The perception of smells take us to places, moments and memories. Apart from damaging the environment and affecting our respiratory system, open-air dumps impregnate us with those memories so that we never forget them and keep them in mind.
When we talk about waste management, we must bear in mind that practically no productive process in the past or its value chain contemplated the generation of waste as part of it, nor the negative effects on the quality of life of human beings. Otherwise, open dumps, clandestine dumps and pollution in general by waste would have no reason to exist.
The generation of waste it is unavoidable. We can be more efficient, reduce the amount of waste we generate, but the goal of zero waste is not feasible today. Therefore, incorporating the treatment of goods and services into the production system is a large part of the solution.

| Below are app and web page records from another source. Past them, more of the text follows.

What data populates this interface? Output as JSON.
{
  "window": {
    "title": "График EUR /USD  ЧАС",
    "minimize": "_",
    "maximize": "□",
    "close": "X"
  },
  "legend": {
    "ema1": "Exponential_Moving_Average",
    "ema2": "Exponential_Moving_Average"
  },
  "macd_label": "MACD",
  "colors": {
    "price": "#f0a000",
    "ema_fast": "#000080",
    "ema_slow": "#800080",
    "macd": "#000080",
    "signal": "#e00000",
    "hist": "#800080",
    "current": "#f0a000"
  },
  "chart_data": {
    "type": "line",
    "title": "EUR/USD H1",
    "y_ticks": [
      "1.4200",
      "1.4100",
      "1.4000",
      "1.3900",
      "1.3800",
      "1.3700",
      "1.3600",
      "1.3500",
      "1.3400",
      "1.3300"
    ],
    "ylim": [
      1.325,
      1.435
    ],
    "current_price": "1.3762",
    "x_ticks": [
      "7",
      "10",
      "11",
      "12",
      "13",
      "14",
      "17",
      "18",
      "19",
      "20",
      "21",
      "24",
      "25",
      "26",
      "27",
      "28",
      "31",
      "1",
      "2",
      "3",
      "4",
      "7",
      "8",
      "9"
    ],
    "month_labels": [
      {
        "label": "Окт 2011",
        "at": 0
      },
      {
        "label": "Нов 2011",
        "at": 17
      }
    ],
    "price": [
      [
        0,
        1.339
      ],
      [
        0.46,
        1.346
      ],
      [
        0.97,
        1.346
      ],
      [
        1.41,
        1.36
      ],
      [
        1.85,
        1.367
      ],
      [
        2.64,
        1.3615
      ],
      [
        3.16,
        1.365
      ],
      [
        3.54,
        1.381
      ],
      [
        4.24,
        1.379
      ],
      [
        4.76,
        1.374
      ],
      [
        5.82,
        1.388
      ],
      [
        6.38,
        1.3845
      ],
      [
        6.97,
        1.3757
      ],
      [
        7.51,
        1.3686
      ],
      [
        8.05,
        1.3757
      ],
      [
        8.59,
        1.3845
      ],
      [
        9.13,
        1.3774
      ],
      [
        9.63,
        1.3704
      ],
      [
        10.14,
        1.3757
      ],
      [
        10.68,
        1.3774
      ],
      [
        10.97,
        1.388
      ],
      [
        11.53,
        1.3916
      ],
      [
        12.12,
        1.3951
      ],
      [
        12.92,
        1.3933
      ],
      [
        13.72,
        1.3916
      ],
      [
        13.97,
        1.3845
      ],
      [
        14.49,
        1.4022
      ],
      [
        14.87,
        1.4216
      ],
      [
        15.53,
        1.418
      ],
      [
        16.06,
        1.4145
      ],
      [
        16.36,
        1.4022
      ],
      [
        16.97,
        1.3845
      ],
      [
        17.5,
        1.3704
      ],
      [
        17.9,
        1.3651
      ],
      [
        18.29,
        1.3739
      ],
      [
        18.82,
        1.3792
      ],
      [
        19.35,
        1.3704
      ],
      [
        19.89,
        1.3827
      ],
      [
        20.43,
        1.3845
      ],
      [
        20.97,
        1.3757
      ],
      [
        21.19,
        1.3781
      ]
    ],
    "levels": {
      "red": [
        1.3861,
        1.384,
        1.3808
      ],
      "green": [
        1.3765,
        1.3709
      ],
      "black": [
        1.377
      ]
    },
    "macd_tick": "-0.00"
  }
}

One in two people in the world do not have access to formal wastewater treatment systems. Inadequate waste management is a major global problem for health, the economy and the environment. The good news is that the systems to solve this problem already exist, are viable and represent a substantial improvement in people’s quality of life and in the protection and conservation of ecosystems. Alsothey are a good business, as evidenced by several populations that have successfully implemented them.
The report “Global perspective of waste management” published in 2015 by UNEP and ISWA indicates the benefits of sustainable waste management: public savings (the lack of adequate systems costs countries between five and ten times more than the necessary investments), huge reductions in greenhouse gases (GHG) that cause climate change, creation of millions of green jobs and economic benefits estimated in the hundreds of billions of dollars. Correct waste management not only solves current socio-environmental problems, but also helps us prevent them and brings us great benefits and business opportunities.
Where to start?
As we have already said, the generation of waste is inevitable. And we generate different types or classes of them. Therefore, the first step will always consist of identifying these categories and classifying the waste at source in order to give it the best possible destination and use.
When looking for alternatives for their management and treatment, we are very used to talking about the reuse and recycling of materials such as paper, cardboard, plastics and metals, but we do not usually give greater importance to the management of organics, for that there are also innovative options.
We can find success stories around the world. In addition to the implementation of social, fiscal and legal policies, environmental education, reuse and recycling centers, some were encouraged to do more.
For example, Flanders (Belgium) with the implementation of the system “Pay As You Throw” (PAYT): The less garbage your citizens produce, the less taxes or municipal fees they pay. In Singapore (Asia) and Malmö (Sweden) they resorted to energy recovery, reducing the consumption of fossil fuels. Malmö also produces 25,000 tons of biofertilizer per year, 10,000 tons of compost, biogas equivalent to two million liters of gasoline using its waste as resources.
In Argentina, During the last 5 years, 10 large-scale biodigestion projects and more than 100 home-scale biogas plant installations have been developed. Municipalities such as Comodoro Rivadavia, in Chubut, and Presidente Sáenz Peña, in Chaco, have advanced in pre-feasibility studies to generate energy from home collection. These projects put us in perspective of a promising future in terms of energy transition and recovery of waste as raw material in our country.
The great challenge over the next few years will be to build that future, where clean air, clean streets and the smell of wet grass are compatible with the treatment and final disposal sites for our waste. Where the smells and images associated with our garbage, move us to positive memories and sensations, physically and emotionally promoting a substantial improvement in our quality of life.
Technician in Anaerobic Biodigestion and founder of GEA Bio.